--- HOW TO COMPLETE THIS TASK ---
When you have gone through the records, report how many lines include "name", giving the number and nothing more.

(Dataset rows for apps and sites)
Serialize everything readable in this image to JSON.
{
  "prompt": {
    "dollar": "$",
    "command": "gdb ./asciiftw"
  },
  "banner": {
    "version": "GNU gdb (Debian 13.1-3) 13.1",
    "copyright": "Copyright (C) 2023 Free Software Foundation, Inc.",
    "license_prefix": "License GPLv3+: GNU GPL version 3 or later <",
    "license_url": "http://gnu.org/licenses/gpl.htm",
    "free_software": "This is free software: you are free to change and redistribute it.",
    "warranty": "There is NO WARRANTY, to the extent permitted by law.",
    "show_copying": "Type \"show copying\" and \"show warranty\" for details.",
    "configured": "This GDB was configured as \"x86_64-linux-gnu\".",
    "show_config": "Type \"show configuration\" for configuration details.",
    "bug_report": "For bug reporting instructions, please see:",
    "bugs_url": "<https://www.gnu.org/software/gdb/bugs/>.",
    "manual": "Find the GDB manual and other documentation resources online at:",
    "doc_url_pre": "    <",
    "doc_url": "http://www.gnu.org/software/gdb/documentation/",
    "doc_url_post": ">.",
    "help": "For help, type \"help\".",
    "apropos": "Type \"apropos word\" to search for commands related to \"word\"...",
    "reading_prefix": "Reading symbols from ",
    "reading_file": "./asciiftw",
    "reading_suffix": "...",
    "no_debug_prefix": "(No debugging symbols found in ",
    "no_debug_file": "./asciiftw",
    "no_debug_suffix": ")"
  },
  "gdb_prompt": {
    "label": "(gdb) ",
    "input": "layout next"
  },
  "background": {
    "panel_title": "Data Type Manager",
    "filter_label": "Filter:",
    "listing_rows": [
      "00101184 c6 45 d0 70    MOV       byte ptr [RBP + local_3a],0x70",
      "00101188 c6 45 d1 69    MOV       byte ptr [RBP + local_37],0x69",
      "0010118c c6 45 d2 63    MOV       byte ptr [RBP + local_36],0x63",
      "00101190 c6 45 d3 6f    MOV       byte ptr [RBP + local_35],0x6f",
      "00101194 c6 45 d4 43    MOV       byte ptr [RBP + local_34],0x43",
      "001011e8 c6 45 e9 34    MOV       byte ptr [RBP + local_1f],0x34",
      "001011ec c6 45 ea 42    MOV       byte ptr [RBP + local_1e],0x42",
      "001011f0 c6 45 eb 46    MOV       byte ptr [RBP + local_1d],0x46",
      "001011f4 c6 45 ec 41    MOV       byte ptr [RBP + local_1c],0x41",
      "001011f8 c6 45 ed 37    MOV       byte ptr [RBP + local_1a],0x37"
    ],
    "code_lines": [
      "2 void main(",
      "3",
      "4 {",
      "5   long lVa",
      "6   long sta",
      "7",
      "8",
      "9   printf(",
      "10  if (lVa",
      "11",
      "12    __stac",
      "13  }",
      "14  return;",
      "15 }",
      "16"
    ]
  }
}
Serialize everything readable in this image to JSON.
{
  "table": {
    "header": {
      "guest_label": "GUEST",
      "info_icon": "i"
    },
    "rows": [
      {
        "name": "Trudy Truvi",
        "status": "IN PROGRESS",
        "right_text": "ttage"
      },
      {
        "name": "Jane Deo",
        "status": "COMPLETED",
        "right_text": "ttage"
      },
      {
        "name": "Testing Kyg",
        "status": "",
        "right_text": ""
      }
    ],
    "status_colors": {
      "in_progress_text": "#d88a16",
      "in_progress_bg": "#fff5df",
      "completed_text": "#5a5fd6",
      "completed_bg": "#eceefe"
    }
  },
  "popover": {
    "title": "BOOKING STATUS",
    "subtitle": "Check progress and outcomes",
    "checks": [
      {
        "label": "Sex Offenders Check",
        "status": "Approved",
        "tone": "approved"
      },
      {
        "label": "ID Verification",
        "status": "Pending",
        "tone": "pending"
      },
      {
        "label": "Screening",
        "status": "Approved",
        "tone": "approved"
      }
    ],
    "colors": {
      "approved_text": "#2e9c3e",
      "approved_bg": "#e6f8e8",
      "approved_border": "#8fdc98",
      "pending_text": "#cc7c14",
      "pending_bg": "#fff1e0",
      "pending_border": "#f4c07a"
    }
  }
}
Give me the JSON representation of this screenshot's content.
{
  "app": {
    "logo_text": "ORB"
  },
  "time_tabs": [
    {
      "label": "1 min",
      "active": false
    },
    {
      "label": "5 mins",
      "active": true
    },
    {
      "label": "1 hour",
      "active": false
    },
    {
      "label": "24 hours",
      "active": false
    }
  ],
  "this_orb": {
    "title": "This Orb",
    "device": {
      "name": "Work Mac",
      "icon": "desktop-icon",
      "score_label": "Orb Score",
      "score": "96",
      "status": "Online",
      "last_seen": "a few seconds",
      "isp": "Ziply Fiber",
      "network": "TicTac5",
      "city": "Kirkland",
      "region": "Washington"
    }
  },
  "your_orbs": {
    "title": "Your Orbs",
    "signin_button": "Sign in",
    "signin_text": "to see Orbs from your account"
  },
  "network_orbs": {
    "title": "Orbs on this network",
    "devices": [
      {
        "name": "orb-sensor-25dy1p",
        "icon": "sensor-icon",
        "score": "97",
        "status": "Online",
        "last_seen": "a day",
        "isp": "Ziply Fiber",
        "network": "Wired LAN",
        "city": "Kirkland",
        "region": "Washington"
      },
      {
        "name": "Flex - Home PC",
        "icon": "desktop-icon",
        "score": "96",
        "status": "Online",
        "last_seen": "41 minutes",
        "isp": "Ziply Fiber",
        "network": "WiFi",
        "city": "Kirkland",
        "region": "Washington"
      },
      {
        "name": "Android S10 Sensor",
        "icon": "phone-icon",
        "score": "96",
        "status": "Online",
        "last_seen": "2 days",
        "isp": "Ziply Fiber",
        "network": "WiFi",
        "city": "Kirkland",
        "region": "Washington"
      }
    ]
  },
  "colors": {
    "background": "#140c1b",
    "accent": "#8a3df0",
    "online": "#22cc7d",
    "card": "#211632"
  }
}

--- ANSWER BOX ---
7